Study Design: Retrospective case-control study.
Objective: The objective of the study was to compare neurological outcomes and complication rates between a series of combat-injured patients treated in Afghanistan (AFG) and those treated at Landstuhl Regional Medical Center (LRMC).
Summary of Background Data: At present, no studies have addressed the ideal timing and setting for surgical stabilization in combat-injured soldiers who sustain spinal trauma.
Methods: Soldiers who sustained spine injuries while deployed to Afghanistan and who underwent surgery in theater or at LRMC between 2010 and 2011 were identified. Demographic information, injury-specific data, neurological status, type of surgical intervention, postoperative complications, and need for additional surgery were abstracted for all patients. Neurological improvement was the primary dependent variable. Secondary variables included the risk of developing complications and the need for additional surgery. Statistical analysis was performed using t tests, and the Fisher exact test was used for categorical variables.
Results: Between 2010 and 2011, 30 individuals were treated in AFG, and 20 received surgery at LRMC. Neurological improvement occurred in 10% of AFG patients and 5% of those treated at LRMC. Complications occurred in 40% of AFG patients and in 20% of the LRMC group. Twenty-three percent of AFG patients required additional spine surgery after leaving Afghanistan. There was no statistical difference in neurological improvement between the AFG and LRMC groups (P = 0.64). Soldiers who received surgery in AFG were at significantly increased risk of requiring additional procedures (P = 0.03).
Conclusions: Soldiers treated in theater did not have statistically higher rates of neurological improvement as compared with those treated at LRMC. Patients treated in-theater were at elevated risk for the need for additional surgery. This study is among the first to evaluate clinical outcomes after surgical intervention for war-related spinal trauma.

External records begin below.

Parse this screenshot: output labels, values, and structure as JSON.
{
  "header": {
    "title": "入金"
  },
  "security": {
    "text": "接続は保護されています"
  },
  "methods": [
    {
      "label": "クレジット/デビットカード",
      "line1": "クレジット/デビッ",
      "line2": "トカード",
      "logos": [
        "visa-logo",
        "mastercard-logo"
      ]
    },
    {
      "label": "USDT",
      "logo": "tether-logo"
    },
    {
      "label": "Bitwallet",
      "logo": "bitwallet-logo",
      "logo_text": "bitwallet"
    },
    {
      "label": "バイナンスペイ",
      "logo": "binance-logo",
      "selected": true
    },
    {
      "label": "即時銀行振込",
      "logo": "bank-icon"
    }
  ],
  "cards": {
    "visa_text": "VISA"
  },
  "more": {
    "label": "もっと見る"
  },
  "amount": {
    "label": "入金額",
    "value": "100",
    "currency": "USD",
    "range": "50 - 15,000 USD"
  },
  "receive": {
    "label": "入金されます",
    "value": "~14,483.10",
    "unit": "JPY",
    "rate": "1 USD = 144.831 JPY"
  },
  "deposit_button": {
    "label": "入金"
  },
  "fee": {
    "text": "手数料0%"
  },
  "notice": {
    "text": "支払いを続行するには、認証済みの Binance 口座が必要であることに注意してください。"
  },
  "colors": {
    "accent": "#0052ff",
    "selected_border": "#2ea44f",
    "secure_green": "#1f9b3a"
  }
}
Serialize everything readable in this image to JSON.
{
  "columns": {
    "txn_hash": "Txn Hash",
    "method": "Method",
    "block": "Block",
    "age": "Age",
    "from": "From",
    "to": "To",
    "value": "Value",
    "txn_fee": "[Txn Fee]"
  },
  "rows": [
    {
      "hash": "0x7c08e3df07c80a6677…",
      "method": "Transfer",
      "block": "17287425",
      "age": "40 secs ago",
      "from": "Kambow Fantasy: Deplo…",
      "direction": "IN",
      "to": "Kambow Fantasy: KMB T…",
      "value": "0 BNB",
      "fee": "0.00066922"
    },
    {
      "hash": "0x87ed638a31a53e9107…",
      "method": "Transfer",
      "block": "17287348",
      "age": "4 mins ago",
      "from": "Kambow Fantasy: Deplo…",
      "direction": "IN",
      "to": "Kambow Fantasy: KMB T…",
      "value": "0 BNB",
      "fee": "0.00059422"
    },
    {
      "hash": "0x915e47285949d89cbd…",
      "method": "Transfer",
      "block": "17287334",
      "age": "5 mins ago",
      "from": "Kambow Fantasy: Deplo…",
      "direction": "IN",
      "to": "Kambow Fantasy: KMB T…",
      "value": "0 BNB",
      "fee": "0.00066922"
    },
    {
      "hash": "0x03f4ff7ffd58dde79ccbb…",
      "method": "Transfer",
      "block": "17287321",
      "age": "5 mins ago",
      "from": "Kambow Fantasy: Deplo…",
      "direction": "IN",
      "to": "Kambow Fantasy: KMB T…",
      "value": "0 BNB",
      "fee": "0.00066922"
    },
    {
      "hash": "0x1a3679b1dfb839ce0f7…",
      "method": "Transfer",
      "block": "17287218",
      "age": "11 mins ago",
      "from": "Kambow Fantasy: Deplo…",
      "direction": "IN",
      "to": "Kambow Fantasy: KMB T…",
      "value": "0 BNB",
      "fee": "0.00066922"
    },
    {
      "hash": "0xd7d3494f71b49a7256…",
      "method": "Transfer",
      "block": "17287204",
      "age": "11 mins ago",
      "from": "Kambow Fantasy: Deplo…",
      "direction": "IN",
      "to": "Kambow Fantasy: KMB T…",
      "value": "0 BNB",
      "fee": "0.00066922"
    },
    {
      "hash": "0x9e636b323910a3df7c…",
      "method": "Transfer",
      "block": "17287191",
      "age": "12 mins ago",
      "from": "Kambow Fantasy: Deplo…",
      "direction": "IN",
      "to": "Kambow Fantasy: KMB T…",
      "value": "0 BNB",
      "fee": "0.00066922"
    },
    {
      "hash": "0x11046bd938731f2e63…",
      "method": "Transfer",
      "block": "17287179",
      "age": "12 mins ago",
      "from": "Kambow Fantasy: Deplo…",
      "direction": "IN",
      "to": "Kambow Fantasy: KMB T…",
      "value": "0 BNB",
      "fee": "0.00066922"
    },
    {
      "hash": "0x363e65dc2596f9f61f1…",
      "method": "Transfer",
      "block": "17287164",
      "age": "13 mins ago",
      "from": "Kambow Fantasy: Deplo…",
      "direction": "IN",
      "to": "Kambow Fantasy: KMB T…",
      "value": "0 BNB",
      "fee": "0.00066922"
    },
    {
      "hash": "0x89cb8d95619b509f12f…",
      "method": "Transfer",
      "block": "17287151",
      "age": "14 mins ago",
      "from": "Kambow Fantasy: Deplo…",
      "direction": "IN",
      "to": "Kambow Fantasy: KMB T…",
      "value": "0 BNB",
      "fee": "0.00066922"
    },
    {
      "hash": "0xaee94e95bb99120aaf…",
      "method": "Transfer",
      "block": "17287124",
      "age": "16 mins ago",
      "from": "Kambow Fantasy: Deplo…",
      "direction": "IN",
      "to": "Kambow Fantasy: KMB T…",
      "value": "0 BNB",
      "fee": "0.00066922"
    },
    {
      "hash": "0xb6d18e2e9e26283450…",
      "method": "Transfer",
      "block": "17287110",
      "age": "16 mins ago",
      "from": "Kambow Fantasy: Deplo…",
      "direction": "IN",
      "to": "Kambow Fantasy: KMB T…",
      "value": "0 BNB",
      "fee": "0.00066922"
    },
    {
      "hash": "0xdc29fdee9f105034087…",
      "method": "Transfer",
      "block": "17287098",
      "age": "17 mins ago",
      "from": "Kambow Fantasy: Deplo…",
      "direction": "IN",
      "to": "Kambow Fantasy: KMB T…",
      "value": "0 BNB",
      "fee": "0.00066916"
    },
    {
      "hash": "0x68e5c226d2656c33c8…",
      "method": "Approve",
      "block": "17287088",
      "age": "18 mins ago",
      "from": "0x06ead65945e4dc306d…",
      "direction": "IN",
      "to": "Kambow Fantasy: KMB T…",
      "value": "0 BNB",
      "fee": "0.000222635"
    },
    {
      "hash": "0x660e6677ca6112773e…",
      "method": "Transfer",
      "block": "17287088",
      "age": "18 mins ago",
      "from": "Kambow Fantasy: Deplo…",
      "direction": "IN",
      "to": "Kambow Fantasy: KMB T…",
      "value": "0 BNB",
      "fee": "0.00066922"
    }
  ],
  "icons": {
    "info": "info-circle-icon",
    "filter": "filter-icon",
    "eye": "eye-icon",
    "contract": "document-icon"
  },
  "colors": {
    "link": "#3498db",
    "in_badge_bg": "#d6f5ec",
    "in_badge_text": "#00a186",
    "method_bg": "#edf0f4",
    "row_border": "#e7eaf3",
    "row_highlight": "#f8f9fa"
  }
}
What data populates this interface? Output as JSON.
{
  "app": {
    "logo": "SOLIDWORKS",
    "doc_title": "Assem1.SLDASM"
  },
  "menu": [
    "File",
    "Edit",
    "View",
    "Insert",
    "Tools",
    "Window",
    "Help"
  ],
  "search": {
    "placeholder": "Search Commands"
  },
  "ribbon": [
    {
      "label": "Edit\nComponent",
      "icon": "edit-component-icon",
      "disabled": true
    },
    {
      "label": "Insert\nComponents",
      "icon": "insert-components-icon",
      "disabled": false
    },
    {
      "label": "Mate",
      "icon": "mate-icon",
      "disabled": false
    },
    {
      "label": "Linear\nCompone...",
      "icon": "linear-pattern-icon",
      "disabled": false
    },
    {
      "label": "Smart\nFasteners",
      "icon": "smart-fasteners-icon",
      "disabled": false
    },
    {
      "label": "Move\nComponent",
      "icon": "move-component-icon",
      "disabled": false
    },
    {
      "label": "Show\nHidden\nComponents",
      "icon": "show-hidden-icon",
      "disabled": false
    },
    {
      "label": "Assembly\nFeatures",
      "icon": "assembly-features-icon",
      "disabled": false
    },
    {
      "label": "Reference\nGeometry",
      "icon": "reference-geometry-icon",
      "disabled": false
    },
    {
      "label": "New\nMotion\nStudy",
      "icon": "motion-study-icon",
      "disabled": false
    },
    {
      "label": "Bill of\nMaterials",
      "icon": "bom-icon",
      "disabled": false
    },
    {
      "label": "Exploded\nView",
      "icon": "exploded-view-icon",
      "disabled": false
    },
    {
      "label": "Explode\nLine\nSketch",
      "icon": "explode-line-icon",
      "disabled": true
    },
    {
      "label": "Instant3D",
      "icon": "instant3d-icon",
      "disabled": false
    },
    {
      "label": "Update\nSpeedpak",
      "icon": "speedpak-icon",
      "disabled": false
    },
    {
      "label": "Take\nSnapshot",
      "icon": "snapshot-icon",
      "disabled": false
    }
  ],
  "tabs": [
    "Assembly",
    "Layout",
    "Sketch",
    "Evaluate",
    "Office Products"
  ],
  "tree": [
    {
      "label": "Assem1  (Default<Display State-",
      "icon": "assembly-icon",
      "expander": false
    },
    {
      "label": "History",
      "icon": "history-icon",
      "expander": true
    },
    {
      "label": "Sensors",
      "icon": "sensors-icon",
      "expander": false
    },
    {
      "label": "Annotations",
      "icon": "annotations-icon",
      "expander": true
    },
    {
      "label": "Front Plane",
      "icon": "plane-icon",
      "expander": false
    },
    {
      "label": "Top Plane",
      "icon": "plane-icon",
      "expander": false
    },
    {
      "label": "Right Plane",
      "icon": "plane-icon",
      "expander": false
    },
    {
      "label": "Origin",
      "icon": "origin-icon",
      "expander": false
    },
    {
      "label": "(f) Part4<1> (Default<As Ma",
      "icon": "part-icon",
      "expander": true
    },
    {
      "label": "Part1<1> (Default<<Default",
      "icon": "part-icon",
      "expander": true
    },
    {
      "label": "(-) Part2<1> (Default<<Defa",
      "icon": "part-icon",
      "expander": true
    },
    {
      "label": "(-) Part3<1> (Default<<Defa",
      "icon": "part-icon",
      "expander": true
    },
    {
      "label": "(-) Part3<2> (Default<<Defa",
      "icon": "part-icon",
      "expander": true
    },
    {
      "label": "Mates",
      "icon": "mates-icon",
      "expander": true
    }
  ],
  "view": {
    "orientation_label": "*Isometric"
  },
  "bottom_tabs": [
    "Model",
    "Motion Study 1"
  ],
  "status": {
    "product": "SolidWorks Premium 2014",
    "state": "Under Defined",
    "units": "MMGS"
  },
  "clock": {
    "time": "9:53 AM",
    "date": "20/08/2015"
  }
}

Level of Evidence: Level III (case-control).
- Spinal trauma
ASJC Scopus subject areas
- Orthopedics and Sports Medicine
- Clinical Neurology